### Task to carry out
Repeat, exactly as written, all of the entries, but not their pictures.

### Website and app data records
◇ ◇ ◇

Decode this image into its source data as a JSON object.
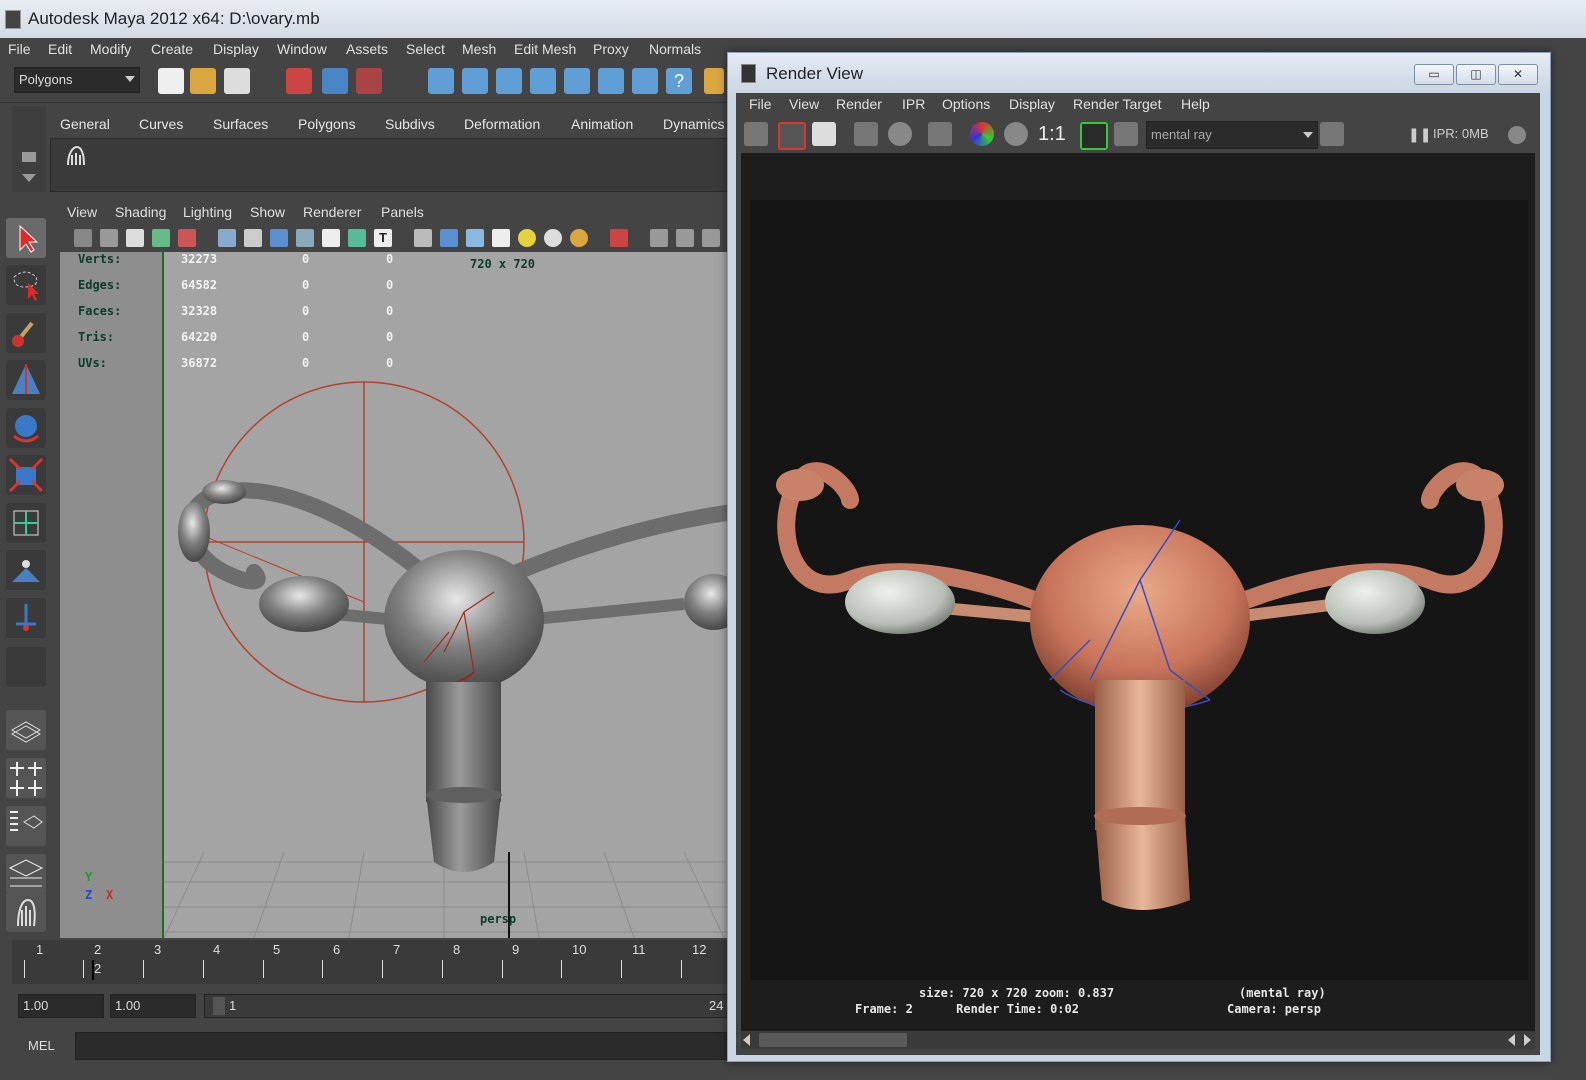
{
  "window": {
    "title": "Autodesk Maya 2012 x64: D:\\ovary.mb"
  },
  "menubar": [
    "File",
    "Edit",
    "Modify",
    "Create",
    "Display",
    "Window",
    "Assets",
    "Select",
    "Mesh",
    "Edit Mesh",
    "Proxy",
    "Normals"
  ],
  "status_line": {
    "menu_set": "Polygons"
  },
  "shelf_tabs": [
    "General",
    "Curves",
    "Surfaces",
    "Polygons",
    "Subdivs",
    "Deformation",
    "Animation",
    "Dynamics"
  ],
  "panel_menu": [
    "View",
    "Shading",
    "Lighting",
    "Show",
    "Renderer",
    "Panels"
  ],
  "hud": {
    "rows": [
      {
        "label": "Verts:",
        "v1": "32273",
        "v2": "0",
        "v3": "0"
      },
      {
        "label": "Edges:",
        "v1": "64582",
        "v2": "0",
        "v3": "0"
      },
      {
        "label": "Faces:",
        "v1": "32328",
        "v2": "0",
        "v3": "0"
      },
      {
        "label": "Tris:",
        "v1": "64220",
        "v2": "0",
        "v3": "0"
      },
      {
        "label": "UVs:",
        "v1": "36872",
        "v2": "0",
        "v3": "0"
      }
    ],
    "resolution": "720 x 720",
    "camera": "persp",
    "axis_y": "Y",
    "axis_z": "Z",
    "axis_x": "X"
  },
  "timeline": {
    "ticks": [
      "1",
      "2",
      "3",
      "4",
      "5",
      "6",
      "7",
      "8",
      "9",
      "10",
      "11",
      "12"
    ],
    "current_frame": "2"
  },
  "range": {
    "start": "1.00",
    "playback_start": "1.00",
    "slider_start": "1",
    "end_partial": "24"
  },
  "command_line": {
    "label": "MEL"
  },
  "render_view": {
    "title": "Render View",
    "menu": [
      "File",
      "View",
      "Render",
      "IPR",
      "Options",
      "Display",
      "Render Target",
      "Help"
    ],
    "ratio": "1:1",
    "renderer": "mental ray",
    "ipr_memory": "IPR: 0MB",
    "info_line1_left": "size: 720 x 720 zoom: 0.837",
    "info_line1_right": "(mental ray)",
    "info_line2_left": "Frame: 2      Render Time: 0:02",
    "info_line2_right": "Camera: persp"
  },
  "colors": {
    "ui_bg": "#444444",
    "viewport_bg": "#a4a4a4",
    "selection_red": "#b5412c",
    "render_bg": "#151515"
  }
}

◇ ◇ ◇

### Task solution
Decode this image into its source data as a JSON object.
{
  "window": {
    "title": "Autodesk Maya 2012 x64: D:\\ovary.mb"
  },
  "menubar": [
    "File",
    "Edit",
    "Modify",
    "Create",
    "Display",
    "Window",
    "Assets",
    "Select",
    "Mesh",
    "Edit Mesh",
    "Proxy",
    "Normals"
  ],
  "status_line": {
    "menu_set": "Polygons"
  },
  "shelf_tabs": [
    "General",
    "Curves",
    "Surfaces",
    "Polygons",
    "Subdivs",
    "Deformation",
    "Animation",
    "Dynamics"
  ],
  "panel_menu": [
    "View",
    "Shading",
    "Lighting",
    "Show",
    "Renderer",
    "Panels"
  ],
  "hud": {
    "rows": [
      {
        "label": "Verts:",
        "v1": "32273",
        "v2": "0",
        "v3": "0"
      },
      {
        "label": "Edges:",
        "v1": "64582",
        "v2": "0",
        "v3": "0"
      },
      {
        "label": "Faces:",
        "v1": "32328",
        "v2": "0",
        "v3": "0"
      },
      {
        "label": "Tris:",
        "v1": "64220",
        "v2": "0",
        "v3": "0"
      },
      {
        "label": "UVs:",
        "v1": "36872",
        "v2": "0",
        "v3": "0"
      }
    ],
    "resolution": "720 x 720",
    "camera": "persp",
    "axis_y": "Y",
    "axis_z": "Z",
    "axis_x": "X"
  },
  "timeline": {
    "ticks": [
      "1",
      "2",
      "3",
      "4",
      "5",
      "6",
      "7",
      "8",
      "9",
      "10",
      "11",
      "12"
    ],
    "current_frame": "2"
  },
  "range": {
    "start": "1.00",
    "playback_start": "1.00",
    "slider_start": "1",
    "end_partial": "24"
  },
  "command_line": {
    "label": "MEL"
  },
  "render_view": {
    "title": "Render View",
    "menu": [
      "File",
      "View",
      "Render",
      "IPR",
      "Options",
      "Display",
      "Render Target",
      "Help"
    ],
    "ratio": "1:1",
    "renderer": "mental ray",
    "ipr_memory": "IPR: 0MB",
    "info_line1_left": "size: 720 x 720 zoom: 0.837",
    "info_line1_right": "(mental ray)",
    "info_line2_left": "Frame: 2      Render Time: 0:02",
    "info_line2_right": "Camera: persp"
  },
  "colors": {
    "ui_bg": "#444444",
    "viewport_bg": "#a4a4a4",
    "selection_red": "#b5412c",
    "render_bg": "#151515"
  }
}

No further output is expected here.